Stress and Anxiety Relief Program

Note: An enhanced version of this meditation is on the Nature-Based Meditation page with audio files and how-to outline.

This Stress and Anxiety Relief Program evolved from Nature-Based Meditation classes starting in 2011.Notice: If you are experiencing chronic or unusually high levels of stress and/or anxiety your Dr. should be the first place you go to make sure it’s not stemming from a medical condition. That said, the following can also offer some relief.

Purposely distracting ourselves from our normal auto-pilot mental habits and changing them, along with creating a new mental association, gives us an easy, highly effective, and more permanent stress and anxiety relief solution.

Just kick back in a comfortable chair, or lay down, and notice your natural breathing in and out while relaxing all the muscles in your body. Let your body become more and more relaxed with each exhale for up to 15 minutes.

If you have difficulties when paying attention to breathing such as a lack of breath or feel a heaviness on your chest, common with people who have asthma, instead of paying attention to breathing, silently count down 3,2,1 then start over at 3 again. Each time you each time you count down relax all the muscles in your body. Let your body become more and more relaxed with each count down.

Generally speaking, we have up to 12-15 minutes before our minds begin placing extra importance on trying to evaluate our surroundings, making it more difficult when we try to push it for longer periods. And within 30 minutes blood begins to pool in our feet, legs, and seat, decreasing the amount of blood flowing through the brain. This can cause light-headedness or even have deceptive mental experiences. This period can be even shorter for people with a variety of cardiovascular health issues, or when sitting in positions that can further restrict blood flow. So sticking to the 15 minute rule gives us an optimal time-frame for deeply relaxing safely and more effectively. If you want to go for longer just divide it up into shorter intervals and stretch and move around a little in between.

This simple relaxation activity can do more than just helping us deeply relax. Through repetition, it creates a natural mental association between being aware of our breathing (or counting down) and becoming deeply-relaxed. Then we can start using this mental association to combat stress and anxiety in our daily lives by purposely paying attention to our breathing (or counting down) when we feel stressed or anxious…a natural relaxation-response kicks in because of the mental association we’ve created. By repeatedly paying attention to our breathing (or counting down) when feeling stressed or anxious, we create a new mental response habit for stress and anxiety.

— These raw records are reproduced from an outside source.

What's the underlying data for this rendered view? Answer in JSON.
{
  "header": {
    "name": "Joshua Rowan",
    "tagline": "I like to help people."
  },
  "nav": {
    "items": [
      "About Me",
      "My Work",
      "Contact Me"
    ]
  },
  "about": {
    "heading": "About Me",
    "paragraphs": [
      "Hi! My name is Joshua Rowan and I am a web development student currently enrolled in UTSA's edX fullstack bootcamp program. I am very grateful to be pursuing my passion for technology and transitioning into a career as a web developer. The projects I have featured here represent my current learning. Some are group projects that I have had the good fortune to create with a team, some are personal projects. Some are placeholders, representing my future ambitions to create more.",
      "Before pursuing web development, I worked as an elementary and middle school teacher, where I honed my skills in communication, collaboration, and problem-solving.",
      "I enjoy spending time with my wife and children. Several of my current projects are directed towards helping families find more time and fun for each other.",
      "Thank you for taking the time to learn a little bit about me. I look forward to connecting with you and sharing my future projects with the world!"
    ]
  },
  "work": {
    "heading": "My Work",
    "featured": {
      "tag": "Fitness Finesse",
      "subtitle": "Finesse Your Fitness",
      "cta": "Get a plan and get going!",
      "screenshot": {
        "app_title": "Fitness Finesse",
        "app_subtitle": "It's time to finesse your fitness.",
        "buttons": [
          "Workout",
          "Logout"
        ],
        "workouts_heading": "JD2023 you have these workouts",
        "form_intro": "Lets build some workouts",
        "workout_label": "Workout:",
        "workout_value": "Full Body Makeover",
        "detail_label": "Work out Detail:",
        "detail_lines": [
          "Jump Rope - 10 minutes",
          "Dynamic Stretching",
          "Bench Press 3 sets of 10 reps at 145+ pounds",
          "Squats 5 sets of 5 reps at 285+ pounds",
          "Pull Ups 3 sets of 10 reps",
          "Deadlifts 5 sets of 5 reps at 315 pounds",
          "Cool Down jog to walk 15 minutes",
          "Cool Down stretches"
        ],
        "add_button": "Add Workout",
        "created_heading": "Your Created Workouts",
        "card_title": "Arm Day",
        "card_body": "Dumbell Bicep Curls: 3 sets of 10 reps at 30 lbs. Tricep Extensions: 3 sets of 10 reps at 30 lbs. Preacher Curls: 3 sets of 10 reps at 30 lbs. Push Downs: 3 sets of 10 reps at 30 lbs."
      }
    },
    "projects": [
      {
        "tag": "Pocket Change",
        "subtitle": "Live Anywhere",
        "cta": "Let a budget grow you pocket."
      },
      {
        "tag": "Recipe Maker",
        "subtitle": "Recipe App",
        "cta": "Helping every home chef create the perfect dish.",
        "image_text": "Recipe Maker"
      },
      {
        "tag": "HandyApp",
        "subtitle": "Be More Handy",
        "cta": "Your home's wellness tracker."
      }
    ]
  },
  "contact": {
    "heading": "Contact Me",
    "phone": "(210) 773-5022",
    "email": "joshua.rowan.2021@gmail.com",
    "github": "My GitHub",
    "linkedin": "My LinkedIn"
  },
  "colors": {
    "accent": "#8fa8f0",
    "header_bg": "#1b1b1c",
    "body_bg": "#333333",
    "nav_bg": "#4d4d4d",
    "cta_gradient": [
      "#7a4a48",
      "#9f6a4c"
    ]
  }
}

How long does it take to create a new mental habit? According to a study by Phillippa Lally, a health psychology researcher at University College London, it takes 66 days on average. In Lally’s study, it took anywhere from 18 days to 254 days for people to form a new habit.